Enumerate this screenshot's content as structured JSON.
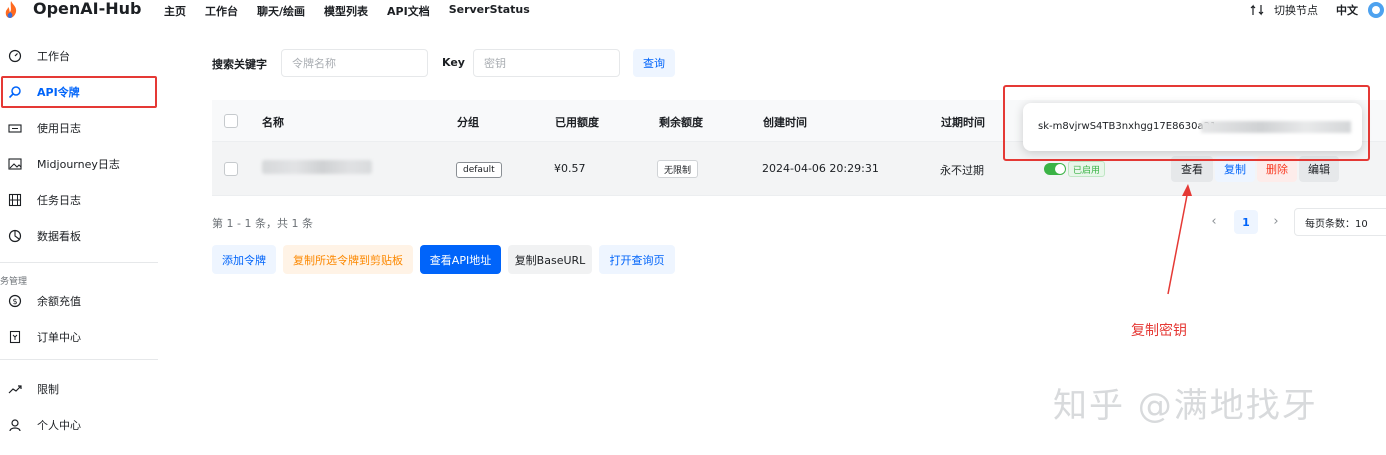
{
  "header": {
    "brand": "OpenAI-Hub",
    "nav": [
      "主页",
      "工作台",
      "聊天/绘画",
      "模型列表",
      "API文档",
      "ServerStatus"
    ],
    "switch_node": "切换节点",
    "language": "中文"
  },
  "sidebar": {
    "items": [
      {
        "label": "工作台",
        "icon": "dashboard-icon"
      },
      {
        "label": "API令牌",
        "icon": "search-icon"
      },
      {
        "label": "使用日志",
        "icon": "ticket-icon"
      },
      {
        "label": "Midjourney日志",
        "icon": "image-icon"
      },
      {
        "label": "任务日志",
        "icon": "film-icon"
      },
      {
        "label": "数据看板",
        "icon": "pie-icon"
      },
      {
        "label": "余额充值",
        "icon": "coin-icon"
      },
      {
        "label": "订单中心",
        "icon": "receipt-icon"
      },
      {
        "label": "限制",
        "icon": "trend-icon"
      },
      {
        "label": "个人中心",
        "icon": "user-icon"
      }
    ],
    "group_label": "务管理",
    "active": "API令牌"
  },
  "search": {
    "keyword_label": "搜索关键字",
    "keyword_placeholder": "令牌名称",
    "key_label": "Key",
    "key_placeholder": "密钥",
    "query_button": "查询"
  },
  "table": {
    "columns": [
      "名称",
      "分组",
      "已用额度",
      "剩余额度",
      "创建时间",
      "过期时间"
    ],
    "row": {
      "group": "default",
      "used": "¥0.57",
      "remaining": "无限制",
      "created": "2024-04-06 20:29:31",
      "expires": "永不过期",
      "status": "已启用",
      "actions": [
        "查看",
        "复制",
        "删除",
        "编辑"
      ]
    }
  },
  "popover": {
    "key_text": "sk-m8vjrwS4TB3nxhgg17E8630a21"
  },
  "pagination": {
    "info": "第 1 - 1 条，共 1 条",
    "current_page": "1",
    "page_size": "每页条数：10"
  },
  "buttons": {
    "add_token": "添加令牌",
    "copy_selected": "复制所选令牌到剪贴板",
    "view_api": "查看API地址",
    "copy_base_url": "复制BaseURL",
    "open_query": "打开查询页"
  },
  "annotation": {
    "label": "复制密钥"
  },
  "watermark": "知乎 @满地找牙",
  "colors": {
    "primary": "#0064fa",
    "annotation_red": "#e53935",
    "success": "#3bb346",
    "danger": "#f93920",
    "warning": "#fc8800"
  }
}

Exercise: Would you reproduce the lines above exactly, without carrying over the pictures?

Completed exercise:
Enumerate this screenshot's content as structured JSON.
{
  "header": {
    "brand": "OpenAI-Hub",
    "nav": [
      "主页",
      "工作台",
      "聊天/绘画",
      "模型列表",
      "API文档",
      "ServerStatus"
    ],
    "switch_node": "切换节点",
    "language": "中文"
  },
  "sidebar": {
    "items": [
      {
        "label": "工作台",
        "icon": "dashboard-icon"
      },
      {
        "label": "API令牌",
        "icon": "search-icon"
      },
      {
        "label": "使用日志",
        "icon": "ticket-icon"
      },
      {
        "label": "Midjourney日志",
        "icon": "image-icon"
      },
      {
        "label": "任务日志",
        "icon": "film-icon"
      },
      {
        "label": "数据看板",
        "icon": "pie-icon"
      },
      {
        "label": "余额充值",
        "icon": "coin-icon"
      },
      {
        "label": "订单中心",
        "icon": "receipt-icon"
      },
      {
        "label": "限制",
        "icon": "trend-icon"
      },
      {
        "label": "个人中心",
        "icon": "user-icon"
      }
    ],
    "group_label": "务管理",
    "active": "API令牌"
  },
  "search": {
    "keyword_label": "搜索关键字",
    "keyword_placeholder": "令牌名称",
    "key_label": "Key",
    "key_placeholder": "密钥",
    "query_button": "查询"
  },
  "table": {
    "columns": [
      "名称",
      "分组",
      "已用额度",
      "剩余额度",
      "创建时间",
      "过期时间"
    ],
    "row": {
      "group": "default",
      "used": "¥0.57",
      "remaining": "无限制",
      "created": "2024-04-06 20:29:31",
      "expires": "永不过期",
      "status": "已启用",
      "actions": [
        "查看",
        "复制",
        "删除",
        "编辑"
      ]
    }
  },
  "popover": {
    "key_text": "sk-m8vjrwS4TB3nxhgg17E8630a21"
  },
  "pagination": {
    "info": "第 1 - 1 条，共 1 条",
    "current_page": "1",
    "page_size": "每页条数：10"
  },
  "buttons": {
    "add_token": "添加令牌",
    "copy_selected": "复制所选令牌到剪贴板",
    "view_api": "查看API地址",
    "copy_base_url": "复制BaseURL",
    "open_query": "打开查询页"
  },
  "annotation": {
    "label": "复制密钥"
  },
  "watermark": "知乎 @满地找牙",
  "colors": {
    "primary": "#0064fa",
    "annotation_red": "#e53935",
    "success": "#3bb346",
    "danger": "#f93920",
    "warning": "#fc8800"
  }
}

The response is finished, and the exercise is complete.